    <meta name="viewport" content="width=device-width, initial-scale=1.0" />
    <meta http-equiv="X-UA-Compatible" content="ie=edge" />
    <title>Parcel Setup</title>
  </head>

  <body>
    <div id="app"></div>
    <script src="./app.js"></script>
  </body>
</html>

5. Install dependencies

The next step in setting up our project is to install the dependencies for our project. As before, I'm providing code for NPM and Yarn, so just use whichever you are using in your project.

npm install react react-dom parcel babel-preset-env babel-preset-react --save-dev

or

yarn add react react-dom parcel babel-preset-env babel-preset-react

Once our packages have finished installing we can finish getting our project set up!

6. Add app.js

To actually create our app, we will put it in an app.js file, so can you guess what's next? Yep! We need to create and open the file.

touch app.js && open $_

Inside our app.js file, we will create a React component and use React DOM to render it. If you're unsure about how to create a React component, you should read this article for a quick overview. Below is the code we need to create a React app in our app.js file:

import React from 'react'
import ReactDOM from 'react-dom'

class App extends React.Component {
  render() {
    return (
      <div>
        <h1>Hello World!</h1>
      </div>
    )
  }
}

ReactDOM.render(<App />, document.getElementById('app'))

Great! The top of our file is importing the dependencies we need for this file. We installed them in step 5. Next, we're creating our App component which will just return an H1 tag with the text "Hello World!". The bottom line renders the app inside the #app element we created in our HTML document in step 4.

7. Create a .babelrc file to tell it how to compile the JavaScript

We're almost done! Since React uses ES6+ JavaScript, we need to set up a .babelrc file to tell it how to compile our code. Babel basically takes the most modern syntax (ES6, ES7, etc) and turns it into code that all browsers can read whether they support ES6+ or not. Pretty cool, right? Let's create our .babelrc file!

touch .babelrc && open $_

Inside of our file, we will put the following code. This is a pretty basic setup, but it will get the job done for our project today.

{
  "presets": ["env", "react"]
}

Awesome! Just one more step and we're done!

8. Add scripts to our package.json file

The final step before we run our app is to add some script commands to our package.json file. Lets get it open.

open package.json

It should look like this:

{
  "name": "parcel-setup",
  "version": "1.0.0",
  "main": "index.js",
  "license": "MIT",
  "dependencies": {
    "babel-preset-env": "^1.7.0",
    "babel-preset-react": "^6.24.1",
    "parcel": "^1.9.7",
    "react": "^16.4.2",
    "react-dom": "^16.4.2"
  }
}

A quick note: The version numbers for your dependencies may be different from mine. At the time of writing, these are the most up-to-date versions.

We're going to add the following code.
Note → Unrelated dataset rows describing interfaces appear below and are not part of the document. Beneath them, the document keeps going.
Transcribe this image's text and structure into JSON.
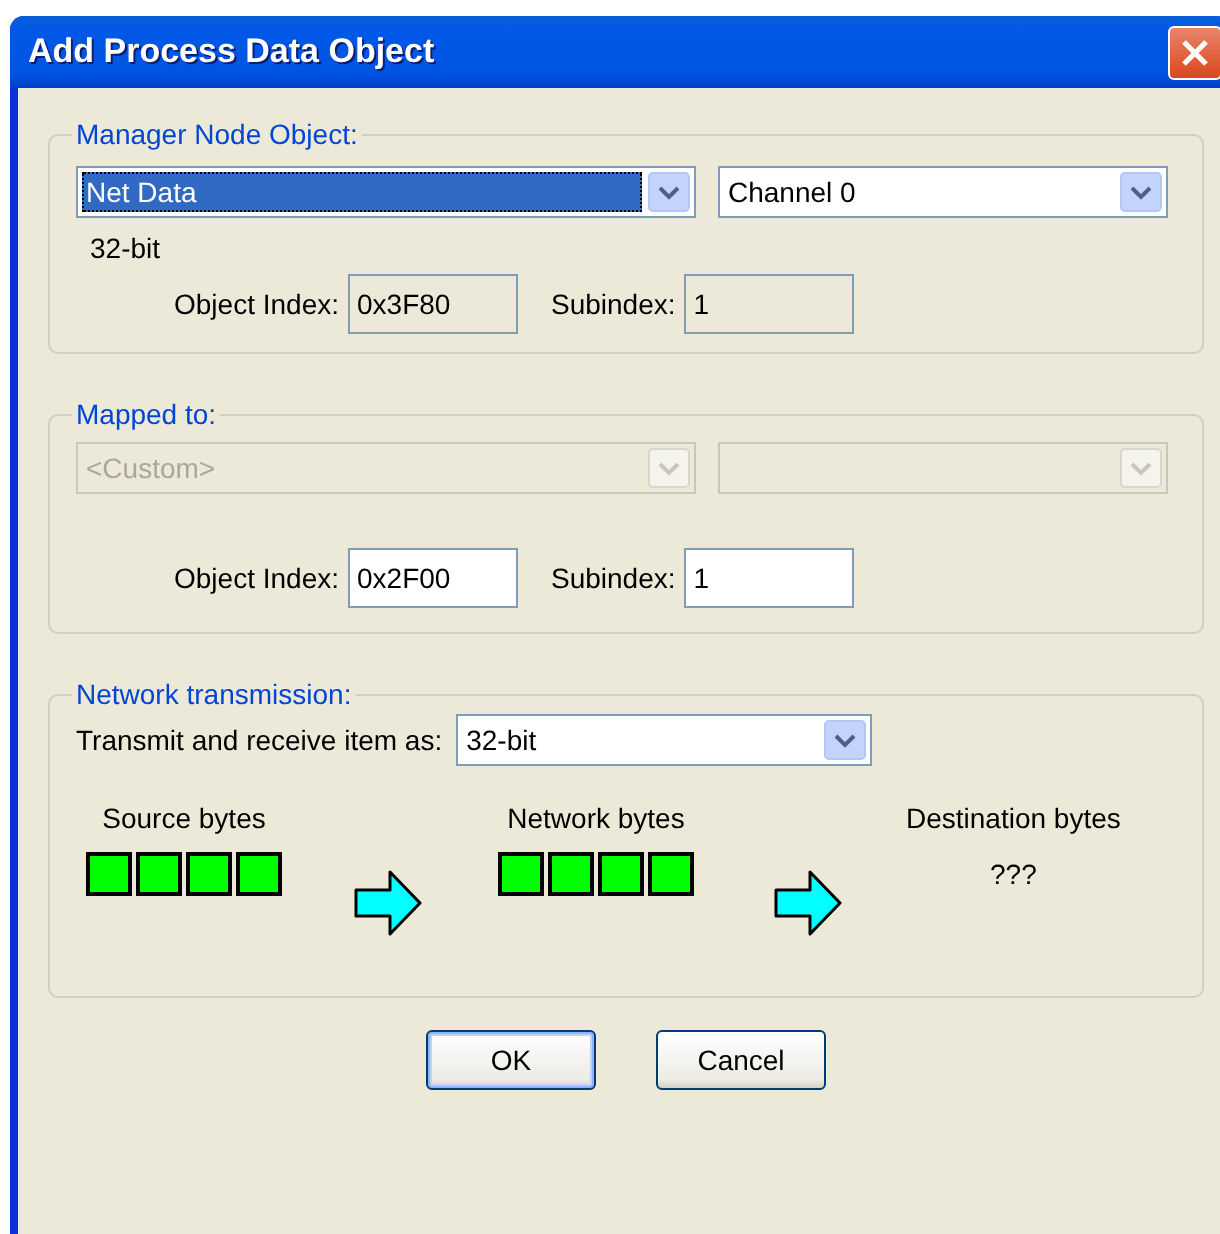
{
  "window": {
    "title": "Add Process Data Object"
  },
  "manager_node_object": {
    "label": "Manager Node Object:",
    "object": {
      "value": "Net Data",
      "selected": true,
      "disabled": false
    },
    "channel": {
      "value": "Channel 0",
      "selected": false,
      "disabled": false
    },
    "size": "32-bit",
    "object_index": {
      "label": "Object Index:",
      "value": "0x3F80",
      "read_only": true
    },
    "subindex": {
      "label": "Subindex:",
      "value": "1",
      "read_only": true
    }
  },
  "mapped_to": {
    "label": "Mapped to:",
    "object": {
      "value": "<Custom>",
      "selected": false,
      "disabled": true
    },
    "channel": {
      "selected": false,
      "disabled": true
    },
    "object_index": {
      "label": "Object Index:",
      "value": "0x2F00",
      "read_only": false
    },
    "subindex": {
      "label": "Subindex:",
      "value": "1",
      "read_only": false
    }
  },
  "network_transmission": {
    "label": "Network transmission:",
    "format_label": "Transmit and receive item as:",
    "format": {
      "value": "32-bit",
      "selected": false,
      "disabled": false
    },
    "source": {
      "label": "Source bytes",
      "bytes": [
        {
          "filled": true
        },
        {
          "filled": true
        },
        {
          "filled": true
        },
        {
          "filled": true
        }
      ]
    },
    "network": {
      "label": "Network bytes",
      "bytes": [
        {
          "filled": true
        },
        {
          "filled": true
        },
        {
          "filled": true
        },
        {
          "filled": true
        }
      ]
    },
    "destination": {
      "label": "Destination bytes",
      "value": "???"
    }
  },
  "buttons": [
    {
      "label": "OK",
      "default": true
    },
    {
      "label": "Cancel",
      "default": false
    }
  ]
}
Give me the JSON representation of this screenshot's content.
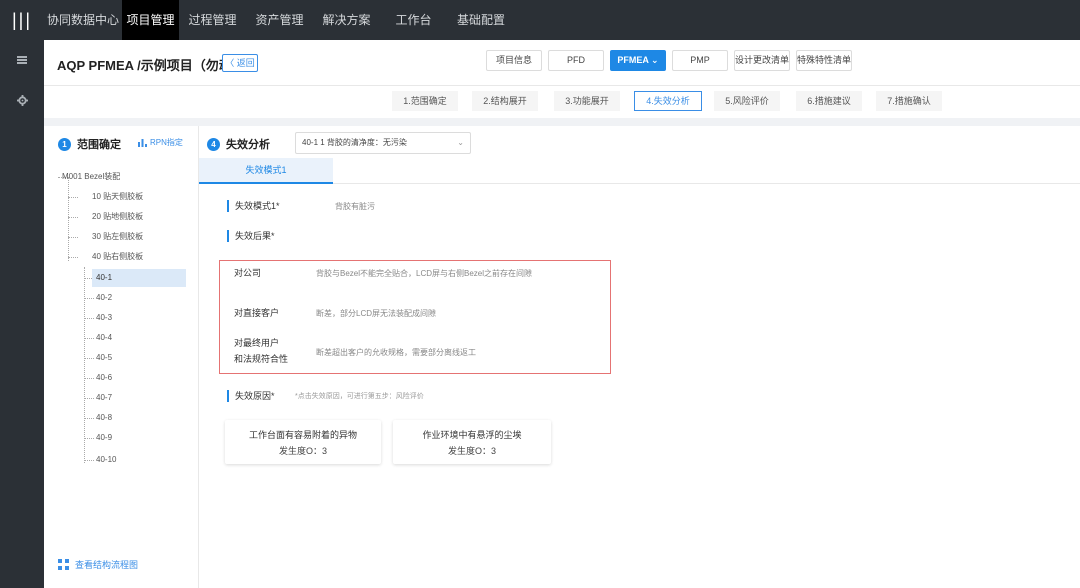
{
  "topnav": {
    "items": [
      {
        "label": "协同数据中心",
        "active": false
      },
      {
        "label": "项目管理",
        "active": true
      },
      {
        "label": "过程管理",
        "active": false
      },
      {
        "label": "资产管理",
        "active": false
      },
      {
        "label": "解决方案",
        "active": false
      },
      {
        "label": "工作台",
        "active": false
      },
      {
        "label": "基础配置",
        "active": false
      }
    ]
  },
  "header": {
    "title": "AQP PFMEA /示例项目（勿动）",
    "back_label": "〈 返回",
    "buttons": [
      "项目信息",
      "PFD",
      "PFMEA ⌄",
      "PMP",
      "设计更改清单",
      "特殊特性清单"
    ]
  },
  "steps": [
    "1.范围确定",
    "2.结构展开",
    "3.功能展开",
    "4.失效分析",
    "5.风险评价",
    "6.措施建议",
    "7.措施确认"
  ],
  "tree": {
    "step_number": "1",
    "title": "范围确定",
    "rpn_label": "RPN指定",
    "root": "M001 Bezel装配",
    "level1": [
      "10 贴天侧胶板",
      "20 贴地侧胶板",
      "30 贴左侧胶板",
      "40 贴右侧胶板"
    ],
    "level2": [
      "40-1",
      "40-2",
      "40-3",
      "40-4",
      "40-5",
      "40-6",
      "40-7",
      "40-8",
      "40-9",
      "40-10"
    ],
    "flow_link": "查看结构流程图"
  },
  "main": {
    "step_number": "4",
    "title": "失效分析",
    "select_value": "40-1 1 背胶的清净度：无污染",
    "tab": "失效模式1",
    "failure_mode_label": "失效模式1*",
    "failure_mode_value": "背胶有脏污",
    "effects_label": "失效后果*",
    "effects": [
      {
        "label": "对公司",
        "text": "背胶与Bezel不能完全贴合，LCD屏与右侧Bezel之前存在间隙"
      },
      {
        "label": "对直接客户",
        "text": "断差，部分LCD屏无法装配成间隙"
      },
      {
        "label": "对最终用户\n和法规符合性",
        "text": "断差超出客户的允收规格，需要部分离线返工"
      }
    ],
    "causes_label": "失效原因*",
    "causes_hint": "*点击失效原因，可进行第五步：风险评价",
    "causes": [
      {
        "title": "工作台面有容易附着的异物",
        "score": "发生度O：3"
      },
      {
        "title": "作业环境中有悬浮的尘埃",
        "score": "发生度O：3"
      }
    ]
  }
}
It says that when we type npm run start or yarn start, it should use Parcel to build our application and serve the index.html file.

"scripts": {
    "start": "parcel index.html"
},

Our complete package.json file should look like this:

{
  "name": "parcel-setup",
  "version": "1.0.0",
  "main": "index.js",
  "license": "MIT",
  "scripts": {
    "start": "parcel index.html"
  },
  "dependencies": {
    "babel-preset-env": "^1.7.0",
    "babel-preset-react": "^6.24.1",
    "parcel": "^1.9.7",
    "react": "^16.4.2",
    "react-dom": "^16.4.2"
  }
}

All set up

Our Parcel setup is now complete! To build our application, go back to your terminal and run the command below:

npm run start

or

yarn start

Your terminal now says Server running at http://localhost:1234. Let's open up our browser and go to http://localhost:1234 to see our project.

Conclusion

We've now seen how easy it is to get up and running with Parcel. While tools like Webpack offer more customizations for enterprise level applications, Parcel is great for smaller or new applications as well as prototyping. I highly recommend reaching for Parcel the next time you're starting a new project.

You can find the code for this here.